In a small warehouse just off Logan City's main street a group of volunteers move crates of food. Workers are cold and they struggle to move canned goods with gloved hands.

"It is really cold this morning, but we are here every week during the school year come rain or shine," said Nibley resident Peggy Reese.

Reese began the "Still Cool After School" supplemental food program five years ago when she was working at Ellis Elementary. The program brings community volunteers together each week of the school year to gather donated food items. Peanut butter, cereal, soups, and pasta are some of the staples they place inside more than one hundred backpacks.

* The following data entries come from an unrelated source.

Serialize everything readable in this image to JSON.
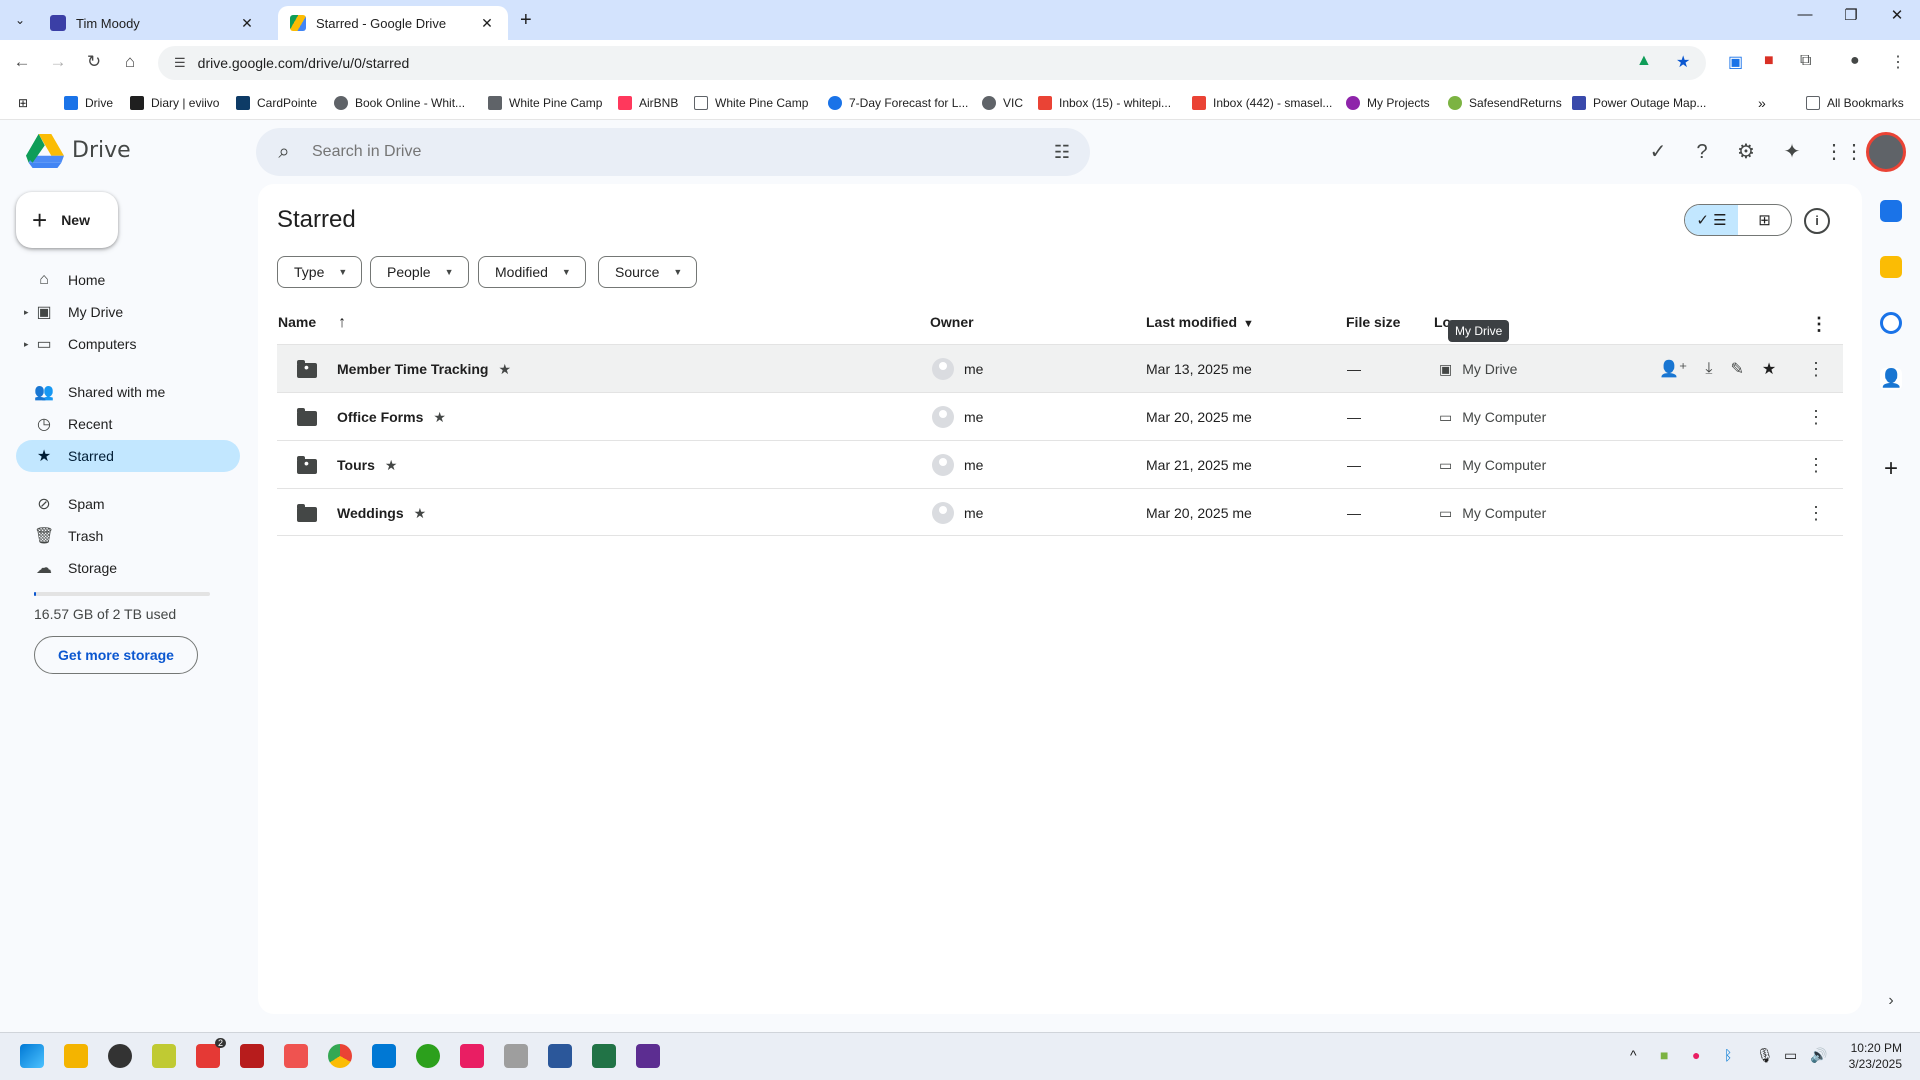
{
  "browser": {
    "tabs": [
      {
        "title": "Tim Moody",
        "icon": "forms-icon",
        "color": "#3b3fa6"
      },
      {
        "title": "Starred - Google Drive",
        "icon": "drive-icon",
        "color": "#1a73e8"
      }
    ],
    "url": "drive.google.com/drive/u/0/starred",
    "bookmarks": [
      {
        "label": "Drive",
        "color": "#1a73e8"
      },
      {
        "label": "Diary | eviivo",
        "color": "#1f1f1f"
      },
      {
        "label": "CardPointe",
        "color": "#0d3b66"
      },
      {
        "label": "Book Online - Whit...",
        "color": "#5f6368"
      },
      {
        "label": "White Pine Camp",
        "color": "#5f6368"
      },
      {
        "label": "AirBNB",
        "color": "#ff385c"
      },
      {
        "label": "White Pine Camp",
        "color": "#5f6368"
      },
      {
        "label": "7-Day Forecast for L...",
        "color": "#1a73e8"
      },
      {
        "label": "VIC",
        "color": "#5f6368"
      },
      {
        "label": "Inbox (15) - whitepi...",
        "color": "#ea4335"
      },
      {
        "label": "Inbox (442) - smasel...",
        "color": "#ea4335"
      },
      {
        "label": "My Projects",
        "color": "#8e24aa"
      },
      {
        "label": "SafesendReturns",
        "color": "#7cb342"
      },
      {
        "label": "Power Outage Map...",
        "color": "#3949ab"
      }
    ],
    "all_bookmarks": "All Bookmarks"
  },
  "drive": {
    "app_title": "Drive",
    "search_placeholder": "Search in Drive",
    "new_label": "New",
    "nav": [
      {
        "label": "Home",
        "icon": "home-icon"
      },
      {
        "label": "My Drive",
        "icon": "my-drive-icon"
      },
      {
        "label": "Computers",
        "icon": "computers-icon"
      },
      {
        "label": "Shared with me",
        "icon": "shared-icon"
      },
      {
        "label": "Recent",
        "icon": "clock-icon"
      },
      {
        "label": "Starred",
        "icon": "star-icon"
      },
      {
        "label": "Spam",
        "icon": "spam-icon"
      },
      {
        "label": "Trash",
        "icon": "trash-icon"
      },
      {
        "label": "Storage",
        "icon": "cloud-icon"
      }
    ],
    "storage_text": "16.57 GB of 2 TB used",
    "storage_fraction": 0.008,
    "get_more": "Get more storage",
    "page_title": "Starred",
    "filters": [
      "Type",
      "People",
      "Modified",
      "Source"
    ],
    "columns": {
      "name": "Name",
      "owner": "Owner",
      "modified": "Last modified",
      "size": "File size",
      "location": "Lo"
    },
    "tooltip": "My Drive",
    "rows": [
      {
        "name": "Member Time Tracking",
        "shared": true,
        "owner": "me",
        "modified": "Mar 13, 2025 me",
        "size": "—",
        "location": "My Drive",
        "loc_icon": "drive-icon"
      },
      {
        "name": "Office Forms",
        "shared": false,
        "owner": "me",
        "modified": "Mar 20, 2025 me",
        "size": "—",
        "location": "My Computer",
        "loc_icon": "laptop-icon"
      },
      {
        "name": "Tours",
        "shared": true,
        "owner": "me",
        "modified": "Mar 21, 2025 me",
        "size": "—",
        "location": "My Computer",
        "loc_icon": "laptop-icon"
      },
      {
        "name": "Weddings",
        "shared": false,
        "owner": "me",
        "modified": "Mar 20, 2025 me",
        "size": "—",
        "location": "My Computer",
        "loc_icon": "laptop-icon"
      }
    ]
  },
  "taskbar": {
    "time": "10:20 PM",
    "date": "3/23/2025",
    "badge": "2"
  }
}
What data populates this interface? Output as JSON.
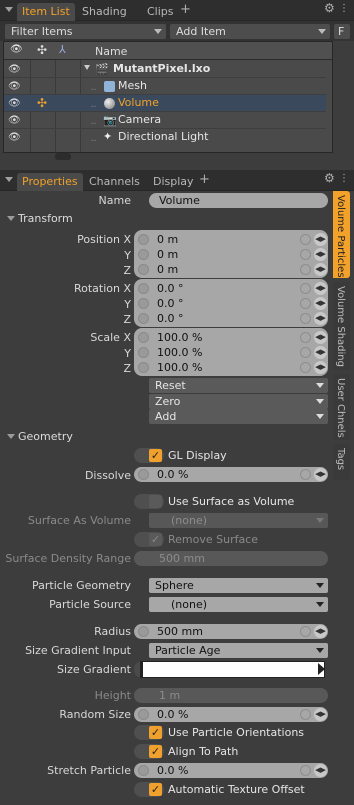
{
  "top_tabs": {
    "item_list": "Item List",
    "shading": "Shading",
    "clips": "Clips"
  },
  "toolbar": {
    "filter_items": "Filter Items",
    "add_item": "Add Item",
    "f_button": "F"
  },
  "list": {
    "name_header": "Name",
    "items": [
      {
        "name": "MutantPixel.lxo",
        "bold": true
      },
      {
        "name": "Mesh"
      },
      {
        "name": "Volume",
        "selected": true
      },
      {
        "name": "Camera"
      },
      {
        "name": "Directional Light"
      }
    ]
  },
  "bottom_tabs": {
    "properties": "Properties",
    "channels": "Channels",
    "display": "Display"
  },
  "side_tabs": {
    "volume_particles": "Volume Particles",
    "volume_shading": "Volume Shading",
    "user_channels": "User Chnels",
    "tags": "Tags"
  },
  "props": {
    "name_label": "Name",
    "name_value": "Volume",
    "transform_header": "Transform",
    "position_x_label": "Position X",
    "y_label": "Y",
    "z_label": "Z",
    "position": [
      "0 m",
      "0 m",
      "0 m"
    ],
    "rotation_x_label": "Rotation X",
    "rotation": [
      "0.0 °",
      "0.0 °",
      "0.0 °"
    ],
    "scale_x_label": "Scale X",
    "scale": [
      "100.0 %",
      "100.0 %",
      "100.0 %"
    ],
    "reset": "Reset",
    "zero": "Zero",
    "add": "Add",
    "geometry_header": "Geometry",
    "gl_display": "GL Display",
    "dissolve_label": "Dissolve",
    "dissolve_value": "0.0 %",
    "use_surface_as_volume": "Use Surface as Volume",
    "surface_as_volume_label": "Surface As Volume",
    "surface_as_volume_value": "(none)",
    "remove_surface": "Remove Surface",
    "surface_density_range_label": "Surface Density Range",
    "surface_density_range_value": "500 mm",
    "particle_geometry_label": "Particle Geometry",
    "particle_geometry_value": "Sphere",
    "particle_source_label": "Particle Source",
    "particle_source_value": "(none)",
    "radius_label": "Radius",
    "radius_value": "500 mm",
    "size_gradient_input_label": "Size Gradient Input",
    "size_gradient_input_value": "Particle Age",
    "size_gradient_label": "Size Gradient",
    "height_label": "Height",
    "height_value": "1 m",
    "random_size_label": "Random Size",
    "random_size_value": "0.0 %",
    "use_particle_orientations": "Use Particle Orientations",
    "align_to_path": "Align To Path",
    "stretch_particle_label": "Stretch Particle",
    "stretch_particle_value": "0.0 %",
    "automatic_texture_offset": "Automatic Texture Offset"
  },
  "colors": {
    "accent": "#f2a12a",
    "field": "#a7a7a7",
    "panel": "#3d3d3d",
    "selected_row": "#3a4a5c"
  }
}
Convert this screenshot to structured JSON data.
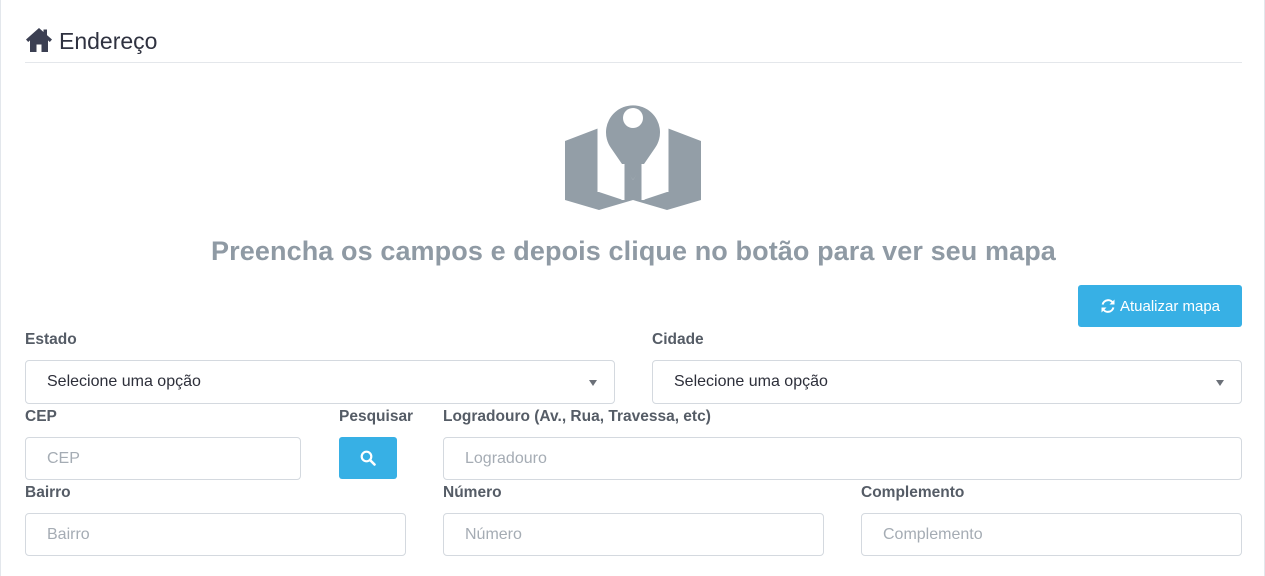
{
  "section": {
    "title": "Endereço"
  },
  "map_placeholder": {
    "message": "Preencha os campos e depois clique no botão para ver seu mapa"
  },
  "buttons": {
    "update_map": "Atualizar mapa"
  },
  "fields": {
    "estado": {
      "label": "Estado",
      "value": "Selecione uma opção"
    },
    "cidade": {
      "label": "Cidade",
      "value": "Selecione uma opção"
    },
    "cep": {
      "label": "CEP",
      "placeholder": "CEP"
    },
    "pesquisar": {
      "label": "Pesquisar"
    },
    "logradouro": {
      "label": "Logradouro (Av., Rua, Travessa, etc)",
      "placeholder": "Logradouro"
    },
    "bairro": {
      "label": "Bairro",
      "placeholder": "Bairro"
    },
    "numero": {
      "label": "Número",
      "placeholder": "Número"
    },
    "complemento": {
      "label": "Complemento",
      "placeholder": "Complemento"
    }
  },
  "icons": {
    "section": "home-icon",
    "placeholder": "map-marker-icon",
    "update": "refresh-icon",
    "search": "search-icon"
  },
  "colors": {
    "accent": "#37b0e5",
    "placeholder_gray": "#909ba5",
    "text_dark": "#2f3240"
  }
}
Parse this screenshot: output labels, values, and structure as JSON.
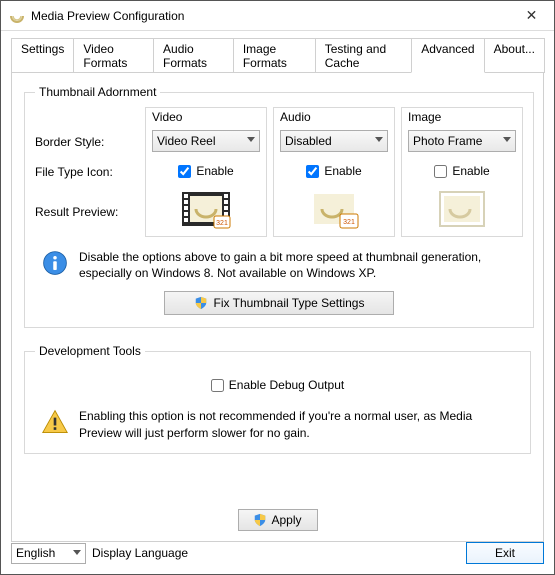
{
  "window": {
    "title": "Media Preview Configuration"
  },
  "tabs": {
    "t0": "Settings",
    "t1": "Video Formats",
    "t2": "Audio Formats",
    "t3": "Image Formats",
    "t4": "Testing and Cache",
    "t5": "Advanced",
    "t6": "About..."
  },
  "adorn": {
    "legend": "Thumbnail Adornment",
    "labels": {
      "border": "Border Style:",
      "icon": "File Type Icon:",
      "preview": "Result Preview:"
    },
    "cols": {
      "video": {
        "head": "Video",
        "dd": "Video Reel",
        "enable": "Enable"
      },
      "audio": {
        "head": "Audio",
        "dd": "Disabled",
        "enable": "Enable"
      },
      "image": {
        "head": "Image",
        "dd": "Photo Frame",
        "enable": "Enable"
      }
    },
    "info": "Disable the options above to gain a bit more speed at thumbnail generation, especially on Windows 8. Not available on Windows XP.",
    "fixbtn": "Fix Thumbnail Type Settings"
  },
  "dev": {
    "legend": "Development Tools",
    "debug": "Enable Debug Output",
    "warn": "Enabling this option is not recommended if you're a normal user, as Media Preview will just perform slower for no gain."
  },
  "apply": "Apply",
  "bottom": {
    "lang": "English",
    "langlabel": "Display Language",
    "exit": "Exit"
  }
}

On Fridays the backpacks are distributed throughout elementary schools by administrators in the Logan School District. Together they select students who qualify for federal food assistance and also demonstrate a need for nutrition services on weekends.

"I was asked to help supply holiday gifts for students at my school on year," Reese said. "We also included items for a meal. I realized then that this is something that could help do on weekends when these student aren't getting federally funded school breakfast or lunch."

Backpacks were gathered and Reese began her weekly routine of filling the packs with donated items from her friends and neighbors. The program grew and now she and her crew of volunteers store their supplies in huge cardboard produce bins at the local food bank.

One in five Utah children are unsure where their next meal will come from.

"We worry when we can't provide the food service on a regular basis especially during the holidays," Reese said. "We have been told that several of the district's schools have a student population where 80 percent of them are living below the poverty level. That means most of the students are living in homes where their caregivers may not be making enough money to buy the nutritious food they need," she said.

Marti Woolford is a child nutrition advocate with Utahns Against Hunger. According to a report released by the hunger prevention group in 2013, one in every five children in Utah is unsure of where their next meal is coming from and 34 percent of children in the state get most of their nutrients by eating free or reduced price school lunch and breakfast.

"Nutrition can impact a child's ability to learn," Woolford said. "Without adequate food you see student attendance rates drop, test performance is impacted and there are more visits to the school nurse."

Nearly half of the state's teachers who participated in the school hunger survey reported hunger is a serious problem in their schools. Even more, nine out of 10, said having well fed students improves school performance. This, according to Woolford, is an important factor in helping children overcome overall issues of poverty.

When schools are closed Woolford encourages those in need to seek other sources of help. Local food pantry services and shelters often offer additional programs for patrons during the holidays. Still, she said, many families may be aware of food programs but are uncomfortable or unwilling to participate.  Community help in this case would include finding ways to encourage those who need the nutrients for themselves and their families to use the help. 

We all need help at some point in our lives.

Woolford says those in need can sometimes feel they are being judged when they admit they need help.

"We all need help at some point in our lives," Woolford said. "And getting proper nutrition is more than feeding your belly. It can provide you with the health and energy needed to get a job, find housing, and becoming more independent."  

Reese said she understands the stigma that happens when peers recognize students may be taking home food.

"We don't want the kids to be made fun of in any way and that is why we put it in a backpack," she said.  "They just look like they are going home with their normal backpack."

Reese is hoping the community will take the opportunity to donate items that can be used to fill backpacks after the holidays when students return to school.

Donations can be made at the Cache Food Pantry, 359 South Main St., Logan. Items for the program should be marked "Still Cool After School."